A separation agreement in Ontario is only as strong as the financial disclosure it is based upon. Both spouses must fully and honestly disclose their entire financial picture, including income, assets, and debts so that the separation agreement will be as accurate and fair as possible.

Both spouses should get independent legal advice before signing the separation agreement. Their lawyers must ensure the parties fully understand how the terms of the agreement impact them and the consequences of signing.

Finally, there are formalities set by the Family Law Act of Ontario, which require the separation agreement to be in writing and signed by both parties in front of witnesses.

If any of these requirements are not met, a court may invalidate the agreement. Courts may also reject the agreement if its terms are unfair or do not prioritize the children’s best interests.

Template Separation Agreements

The use of “template” or “boilerplate” separation agreements has become more common in recent years and can be attractive to parties looking to avoid the cost associated with hiring lawyers. Separated spouses should not rely on template agreements given the critical legal issues at stake, particularly as these agreements may not meet the requirements of Ontario family law and may not appropriately protect the parties’ respective rights and interests.

GDH Family Law understands clients may only need assistance with one part of their separation. We offer unbundled “à la carte” legal services, including drafting separation agreements. We can also review a separation agreement that has already been prepared to ensure your rights and entitlements are properly represented.

Contact GDH Family Law for Advice on Separation Agreements in Ontario

A comprehensive separation agreement can reduce the unpredictability and upheaval after the breakdown of a relationship. They effectively resolve conflict and create a path for the family through the separation and divorce process.

GDH Family Law will listen to your concerns, create a tailor-made agreement for your family’s circumstances, and set clear expectations to avoid future disputes. We can also review an agreement that has been drafted elsewhere to make sure it represents your interests and can withstand judicial scrutiny. When the other party has failed to uphold the terms of the agreement, our skilled litigators can take your matter to court to enforce your rights.

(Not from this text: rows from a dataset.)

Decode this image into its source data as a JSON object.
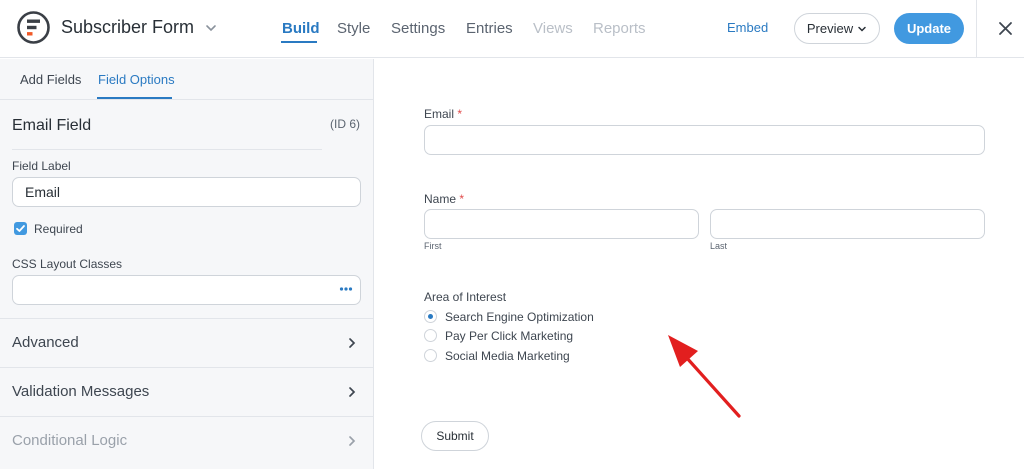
{
  "header": {
    "form_title": "Subscriber Form",
    "tabs": [
      {
        "label": "Build",
        "state": "active"
      },
      {
        "label": "Style",
        "state": "normal"
      },
      {
        "label": "Settings",
        "state": "normal"
      },
      {
        "label": "Entries",
        "state": "normal"
      },
      {
        "label": "Views",
        "state": "disabled"
      },
      {
        "label": "Reports",
        "state": "disabled"
      }
    ],
    "embed_label": "Embed",
    "preview_label": "Preview",
    "update_label": "Update",
    "accent_color": "#4199e0"
  },
  "sidebar": {
    "tabs": [
      {
        "label": "Add Fields"
      },
      {
        "label": "Field Options",
        "active": true
      }
    ],
    "field_heading": "Email Field",
    "field_id": "(ID 6)",
    "field_label_caption": "Field Label",
    "field_label_value": "Email",
    "required_label": "Required",
    "required_checked": true,
    "css_classes_caption": "CSS Layout Classes",
    "css_classes_value": "",
    "sections": [
      {
        "label": "Advanced",
        "enabled": true
      },
      {
        "label": "Validation Messages",
        "enabled": true
      },
      {
        "label": "Conditional Logic",
        "enabled": false
      }
    ]
  },
  "form": {
    "email_label": "Email",
    "name_label": "Name",
    "required_marker": "*",
    "first_sublabel": "First",
    "last_sublabel": "Last",
    "interest_label": "Area of Interest",
    "interest_options": [
      {
        "label": "Search Engine Optimization",
        "selected": true
      },
      {
        "label": "Pay Per Click Marketing",
        "selected": false
      },
      {
        "label": "Social Media Marketing",
        "selected": false
      }
    ],
    "submit_label": "Submit"
  },
  "annotation": {
    "arrow_color": "#e21f1f"
  }
}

GDH Family Law is based in Vaughan and helps clients throughout the surrounding areas, including Maple, Concord, Woodbridge, Markham, Kleinburg, Richmond Hill, Nobleton, Toronto, Newmarket, Aurora, Brampton, Caledon, Mississauga, Etobicoke, North York, Thornhill, and King City. For a free initial consultation on your family matter, contact us at 416-535-6944 or reach out online.